▸ **What you need to do**: Below are some records; find each line that carries the word "content" and copy it.

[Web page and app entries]
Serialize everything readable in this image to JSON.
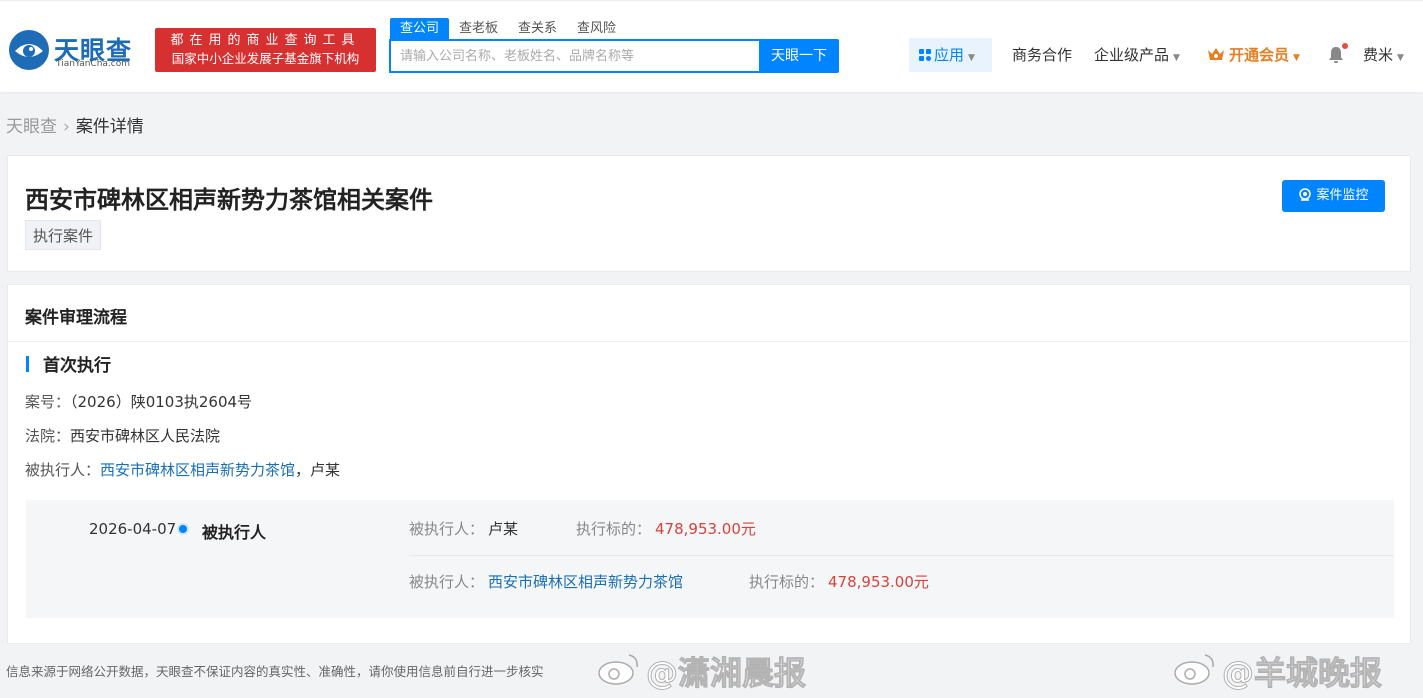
{
  "header": {
    "logo_cn": "天眼查",
    "logo_en": "TianYanCha.com",
    "slogan_line1": "都在用的商业查询工具",
    "slogan_line2": "国家中小企业发展子基金旗下机构",
    "search_tabs": [
      "查公司",
      "查老板",
      "查关系",
      "查风险"
    ],
    "search_placeholder": "请输入公司名称、老板姓名、品牌名称等",
    "search_button": "天眼一下",
    "nav_app": "应用",
    "nav_business": "商务合作",
    "nav_enterprise": "企业级产品",
    "nav_vip": "开通会员",
    "user_name": "费米"
  },
  "breadcrumb": {
    "home": "天眼查",
    "current": "案件详情"
  },
  "case": {
    "title": "西安市碑林区相声新势力茶馆相关案件",
    "tag": "执行案件",
    "monitor_button": "案件监控"
  },
  "process": {
    "section_title": "案件审理流程",
    "stage_title": "首次执行",
    "case_no_label": "案号：",
    "case_no": "（2026）陕0103执2604号",
    "court_label": "法院：",
    "court": "西安市碑林区人民法院",
    "executed_label": "被执行人：",
    "executed_company": "西安市碑林区相声新势力茶馆",
    "executed_sep": "，",
    "executed_person": "卢某",
    "timeline": {
      "date": "2026-04-07",
      "role": "被执行人",
      "rows": [
        {
          "party_label": "被执行人：",
          "party": "卢某",
          "amount_label": "执行标的：",
          "amount": "478,953.00元"
        },
        {
          "party_label": "被执行人：",
          "party": "西安市碑林区相声新势力茶馆",
          "amount_label": "执行标的：",
          "amount": "478,953.00元"
        }
      ]
    }
  },
  "footer": {
    "note": "信息来源于网络公开数据，天眼查不保证内容的真实性、准确性，请你使用信息前自行进一步核实",
    "watermark1": "@潇湘晨报",
    "watermark2": "@羊城晚报"
  },
  "colors": {
    "brand_blue": "#0084ff",
    "slogan_red": "#d63031",
    "amount_red": "#d9413b",
    "vip_orange": "#e67e22"
  }
}
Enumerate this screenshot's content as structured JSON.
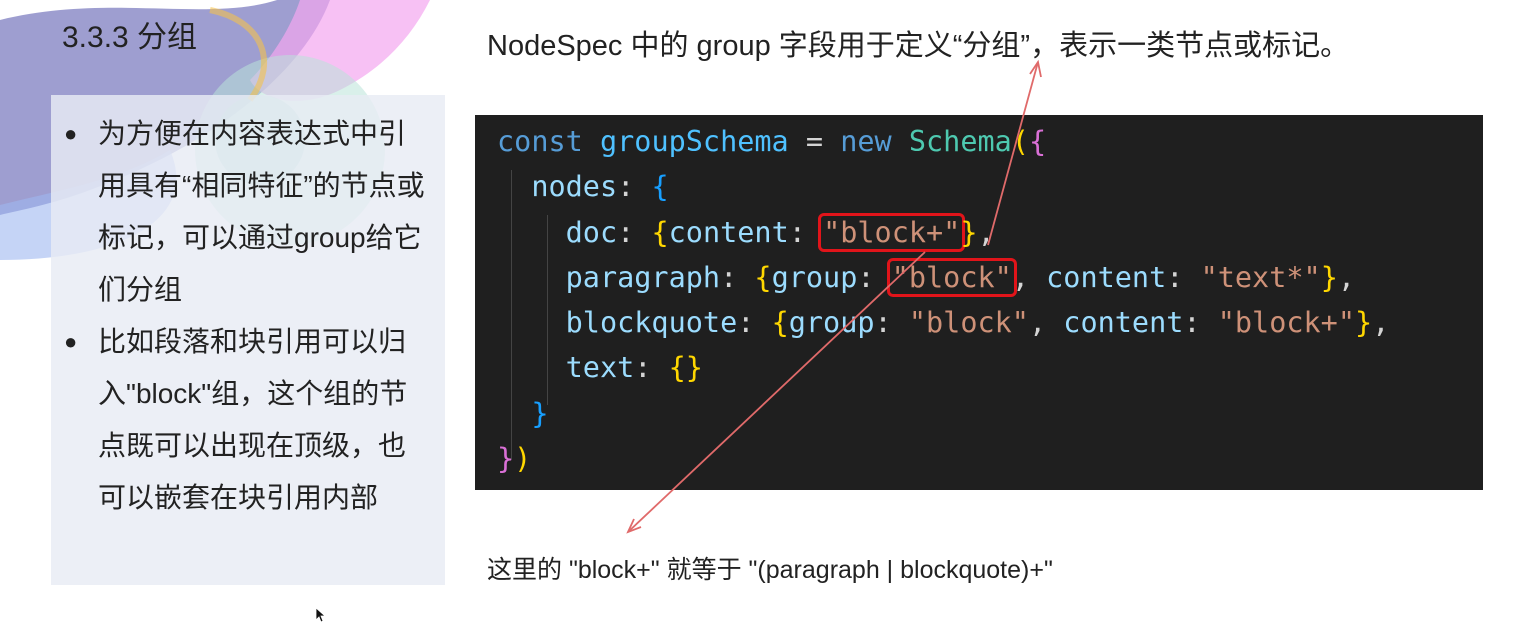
{
  "slide": {
    "title": "3.3.3 分组",
    "bullets": [
      "为方便在内容表达式中引用具有“相同特征”的节点或标记，可以通过group给它们分组",
      "比如段落和块引用可以归入\"block\"组，这个组的节点既可以出现在顶级，也可以嵌套在块引用内部"
    ],
    "description": "NodeSpec 中的 group 字段用于定义“分组”，表示一类节点或标记。",
    "note": "这里的 \"block+\" 就等于 \"(paragraph | blockquote)+\""
  },
  "code": {
    "line1": {
      "kw": "const",
      "name": "groupSchema",
      "op": " = ",
      "new": "new",
      "cls": "Schema",
      "paren": "(",
      "brace": "{"
    },
    "line2": {
      "key": "nodes",
      "colon": ": ",
      "brace": "{"
    },
    "line3": {
      "key": "doc",
      "colon": ": ",
      "open": "{",
      "inner": "content",
      "colon2": ": ",
      "str": "\"block+\"",
      "close": "}",
      "comma": ","
    },
    "line4": {
      "key": "paragraph",
      "colon": ": ",
      "open": "{",
      "inner1": "group",
      "colon2": ": ",
      "str1": "\"block\"",
      "sep": ", ",
      "inner2": "content",
      "colon3": ": ",
      "str2": "\"text*\"",
      "close": "}",
      "comma": ","
    },
    "line5": {
      "key": "blockquote",
      "colon": ": ",
      "open": "{",
      "inner1": "group",
      "colon2": ": ",
      "str1": "\"block\"",
      "sep": ", ",
      "inner2": "content",
      "colon3": ": ",
      "str2": "\"block+\"",
      "close": "}",
      "comma": ","
    },
    "line6": {
      "key": "text",
      "colon": ": ",
      "braces": "{}"
    },
    "line7": {
      "brace": "}"
    },
    "line8": {
      "brace": "}",
      "paren": ")"
    }
  },
  "colors": {
    "code_bg": "#1f1f1f",
    "highlight": "#e1141a",
    "arrow": "#e06a6a",
    "panel_bg": "#e8ecf4"
  }
}
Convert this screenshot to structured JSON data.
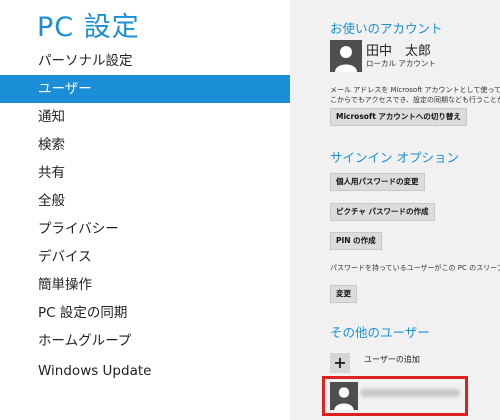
{
  "sidebar": {
    "title": "PC 設定",
    "items": [
      {
        "label": "パーソナル設定"
      },
      {
        "label": "ユーザー"
      },
      {
        "label": "通知"
      },
      {
        "label": "検索"
      },
      {
        "label": "共有"
      },
      {
        "label": "全般"
      },
      {
        "label": "プライバシー"
      },
      {
        "label": "デバイス"
      },
      {
        "label": "簡単操作"
      },
      {
        "label": "PC 設定の同期"
      },
      {
        "label": "ホームグループ"
      },
      {
        "label": "Windows Update"
      }
    ],
    "selected_index": 1
  },
  "account": {
    "heading": "お使いのアカウント",
    "user_name": "田中　太郎",
    "user_type": "ローカル アカウント",
    "description_line1": "メール アドレスを Microsoft アカウントとして使って Windo",
    "description_line2": "こからでもアクセスでき、設定の同期なども行うことができま",
    "switch_button": "Microsoft アカウントへの切り替え"
  },
  "signin": {
    "heading": "サインイン オプション",
    "change_password_button": "個人用パスワードの変更",
    "picture_password_button": "ピクチャ パスワードの作成",
    "pin_button": "PIN の作成",
    "sleep_description": "パスワードを持っているユーザーがこの PC のスリープを解除",
    "change_button": "変更"
  },
  "other_users": {
    "heading": "その他のユーザー",
    "add_user_label": "ユーザーの追加"
  },
  "colors": {
    "accent": "#1a8fd8",
    "highlight_border": "#e02020",
    "right_panel_bg": "#f1f1f1"
  }
}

▸ **Solution below**:
Enumerate this screenshot's content as structured JSON.
      "inner": "content",
      "inner2": "content",
      "inner2": "content",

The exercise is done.